It is difficult to avoid the conclusion that Assange would not be on his way to Swedish jail and potentially permanent oblivion in an American jail if the arrest warrant had required the sign-off of a judge like Brita Sundberg-Weitman. And now we have Assange to be delivered into a Swedish jail (they do not have bail, it seems, and anyway Ms Ny seems to think that innocent people stewing in jail is a good thing) on the basis that parliament was sold a pup. However impeccable the dry logic, it is not a good look. Not a good look at all.
There is the slenderest of chances of Assange being able to reopen the case based on the Vienna Convention on the Law of Treaties not having been canvasses in argument: I would not be holding my breath on this one. Unless perhaps, the Supreme Court gets a sufficient flavour of the distaste around the world for this whole business.
What have the Australian government done to protect its citizen? Bugger all, it seems. Foreign Minister Bob Carr has said he is “proud” of the assistance the government has rendered to Assange since his arrest. I am sure this is what he would like to think that this is true. But it is all pious nonsense. He has said:
“It’s no more easy for the United States to extradite somebody from Sweden than it is to extradite them from the United Kingdom”
As far as I am aware, there is no recorded instance (apart perhaps from the TV Drama Spooks) where the British Police have grabbed two innocent men, delivered them into the hands of the American CIA at a deserted airstrip (Bromma), and stood back and watched as the victims were stripped, buggered with drug-laced suppositories, and flown off to the Middle East in order to be tortured. Yet that is precisely what the Swedish authorities did in the case of Mohammed al-Zari and Ahmed Agiza, thereby earning the condemnation of the UN. That was pretty easy “extradition”, and was in 2001. The Swedes have said that they will not do it again, but it was apparently several years before they actually did anything to stop CIA activity of this sort out of Sweden.
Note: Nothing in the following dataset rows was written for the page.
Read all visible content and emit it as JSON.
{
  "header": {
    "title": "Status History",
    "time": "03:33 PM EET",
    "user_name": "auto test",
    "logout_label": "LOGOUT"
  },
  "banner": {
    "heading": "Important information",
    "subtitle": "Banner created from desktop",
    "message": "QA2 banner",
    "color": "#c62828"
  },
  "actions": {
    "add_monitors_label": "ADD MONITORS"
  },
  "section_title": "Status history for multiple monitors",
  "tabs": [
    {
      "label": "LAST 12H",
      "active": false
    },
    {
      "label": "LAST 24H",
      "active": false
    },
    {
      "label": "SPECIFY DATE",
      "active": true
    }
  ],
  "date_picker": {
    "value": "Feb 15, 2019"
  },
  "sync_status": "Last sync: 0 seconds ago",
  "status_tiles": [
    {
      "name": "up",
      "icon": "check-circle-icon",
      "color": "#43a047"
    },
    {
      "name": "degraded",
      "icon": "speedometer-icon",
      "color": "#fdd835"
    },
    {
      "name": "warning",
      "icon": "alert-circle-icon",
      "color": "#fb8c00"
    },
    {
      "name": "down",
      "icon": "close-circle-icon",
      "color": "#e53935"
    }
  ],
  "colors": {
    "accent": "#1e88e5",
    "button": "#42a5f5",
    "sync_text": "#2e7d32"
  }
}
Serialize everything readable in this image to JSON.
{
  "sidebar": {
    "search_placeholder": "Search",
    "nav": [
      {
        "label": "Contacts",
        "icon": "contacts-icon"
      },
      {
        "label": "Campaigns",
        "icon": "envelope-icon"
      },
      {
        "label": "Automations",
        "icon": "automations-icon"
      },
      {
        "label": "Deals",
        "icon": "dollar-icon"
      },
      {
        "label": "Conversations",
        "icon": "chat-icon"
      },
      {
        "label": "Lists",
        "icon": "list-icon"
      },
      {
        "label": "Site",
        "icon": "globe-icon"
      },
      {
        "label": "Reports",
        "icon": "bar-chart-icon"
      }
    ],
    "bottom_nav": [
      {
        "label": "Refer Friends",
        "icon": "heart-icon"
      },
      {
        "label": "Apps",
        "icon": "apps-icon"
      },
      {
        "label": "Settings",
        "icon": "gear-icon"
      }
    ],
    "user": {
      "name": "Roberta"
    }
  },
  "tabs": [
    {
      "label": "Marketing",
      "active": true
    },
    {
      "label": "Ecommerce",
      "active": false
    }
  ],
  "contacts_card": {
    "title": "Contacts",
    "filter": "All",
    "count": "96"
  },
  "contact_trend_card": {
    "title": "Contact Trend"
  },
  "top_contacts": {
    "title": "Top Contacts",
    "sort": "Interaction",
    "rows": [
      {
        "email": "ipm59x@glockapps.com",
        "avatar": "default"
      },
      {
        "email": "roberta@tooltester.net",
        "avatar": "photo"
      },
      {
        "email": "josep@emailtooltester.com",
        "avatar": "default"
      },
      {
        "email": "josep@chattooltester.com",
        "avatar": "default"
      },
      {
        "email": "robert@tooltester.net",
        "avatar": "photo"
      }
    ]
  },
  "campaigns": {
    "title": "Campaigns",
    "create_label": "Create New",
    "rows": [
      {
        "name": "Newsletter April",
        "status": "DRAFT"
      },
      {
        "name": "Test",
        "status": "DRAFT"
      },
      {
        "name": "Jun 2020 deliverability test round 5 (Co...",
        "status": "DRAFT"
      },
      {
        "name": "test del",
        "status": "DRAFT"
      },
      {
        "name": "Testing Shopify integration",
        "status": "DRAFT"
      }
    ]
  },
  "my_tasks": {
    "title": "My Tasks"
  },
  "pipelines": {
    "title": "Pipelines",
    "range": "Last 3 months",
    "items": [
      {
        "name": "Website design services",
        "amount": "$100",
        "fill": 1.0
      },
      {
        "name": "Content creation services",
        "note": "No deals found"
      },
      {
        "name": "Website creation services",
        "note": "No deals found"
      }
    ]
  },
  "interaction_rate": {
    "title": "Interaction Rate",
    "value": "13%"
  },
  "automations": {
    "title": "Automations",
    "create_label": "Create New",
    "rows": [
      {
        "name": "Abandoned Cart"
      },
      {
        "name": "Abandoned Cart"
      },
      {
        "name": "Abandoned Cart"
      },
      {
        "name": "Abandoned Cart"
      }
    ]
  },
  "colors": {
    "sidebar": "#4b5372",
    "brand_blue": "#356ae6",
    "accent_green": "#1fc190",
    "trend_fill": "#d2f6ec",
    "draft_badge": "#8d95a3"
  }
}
Bizarrely, Thomas Bostrom, whose firm is representing the two women, Anna Arden and Sophia Willen, who are the origin of these charges, is a former Justice Minister in Sweden, now resides in the USA and is said to have admitted “involvement in efforts to see the men expelled from Sweden”. Again, not a good look for this whole business.